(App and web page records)
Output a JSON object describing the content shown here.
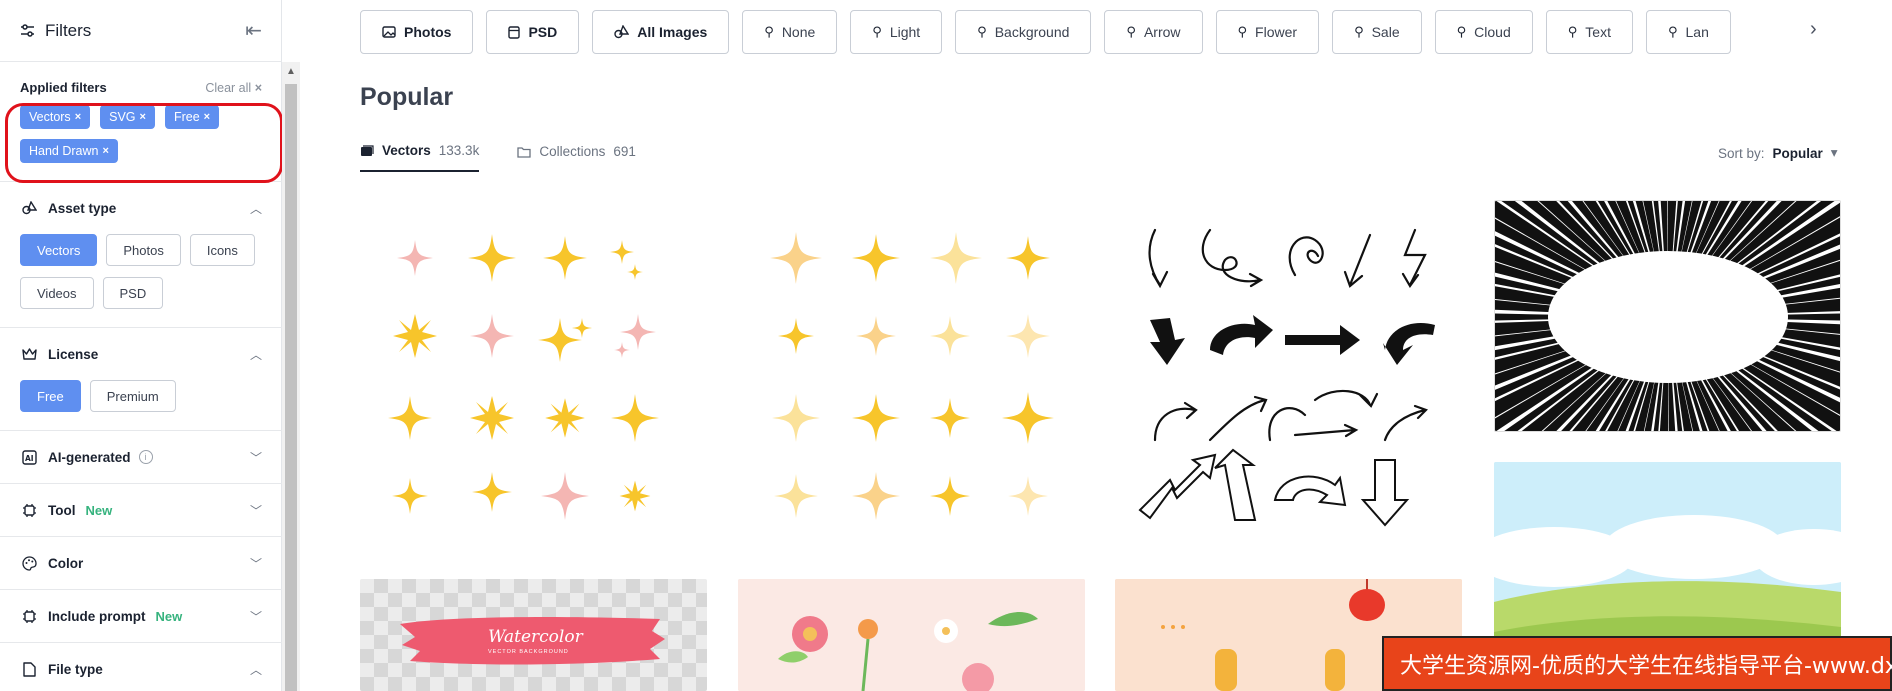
{
  "sidebar": {
    "title": "Filters",
    "applied": {
      "label": "Applied filters",
      "clear_all": "Clear all",
      "tags": [
        "Vectors",
        "SVG",
        "Free",
        "Hand Drawn"
      ]
    },
    "asset_type": {
      "label": "Asset type",
      "options": [
        "Vectors",
        "Photos",
        "Icons",
        "Videos",
        "PSD"
      ],
      "selected": "Vectors"
    },
    "license": {
      "label": "License",
      "options": [
        "Free",
        "Premium"
      ],
      "selected": "Free"
    },
    "ai_generated": {
      "label": "AI-generated"
    },
    "tool": {
      "label": "Tool",
      "badge": "New"
    },
    "color": {
      "label": "Color"
    },
    "include_prompt": {
      "label": "Include prompt",
      "badge": "New"
    },
    "file_type": {
      "label": "File type"
    }
  },
  "topbar": {
    "items": [
      {
        "label": "Photos",
        "icon": "image-icon",
        "bold": true
      },
      {
        "label": "PSD",
        "icon": "file-icon",
        "bold": true
      },
      {
        "label": "All Images",
        "icon": "shapes-icon",
        "bold": true
      },
      {
        "label": "None",
        "icon": "search-icon"
      },
      {
        "label": "Light",
        "icon": "search-icon"
      },
      {
        "label": "Background",
        "icon": "search-icon"
      },
      {
        "label": "Arrow",
        "icon": "search-icon"
      },
      {
        "label": "Flower",
        "icon": "search-icon"
      },
      {
        "label": "Sale",
        "icon": "search-icon"
      },
      {
        "label": "Cloud",
        "icon": "search-icon"
      },
      {
        "label": "Text",
        "icon": "search-icon"
      },
      {
        "label": "Lan",
        "icon": "search-icon"
      }
    ]
  },
  "main": {
    "heading": "Popular",
    "tabs": [
      {
        "label": "Vectors",
        "count": "133.3k",
        "active": true
      },
      {
        "label": "Collections",
        "count": "691",
        "active": false
      }
    ],
    "sort": {
      "label": "Sort by:",
      "value": "Popular"
    },
    "thumb_text": {
      "watercolor_title": "Watercolor",
      "watercolor_sub": "VECTOR BACKGROUND"
    }
  },
  "watermark": "大学生资源网-优质的大学生在线指导平台-www.dxszyw.cn",
  "colors": {
    "accent": "#5f8ff0",
    "new_badge": "#36b37e",
    "highlight_ring": "#e0121b",
    "star_gold": "#f7c52b",
    "star_pink": "#f4b6b3"
  }
}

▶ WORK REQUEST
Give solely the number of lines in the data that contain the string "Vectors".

▶ ANSWER BELOW
4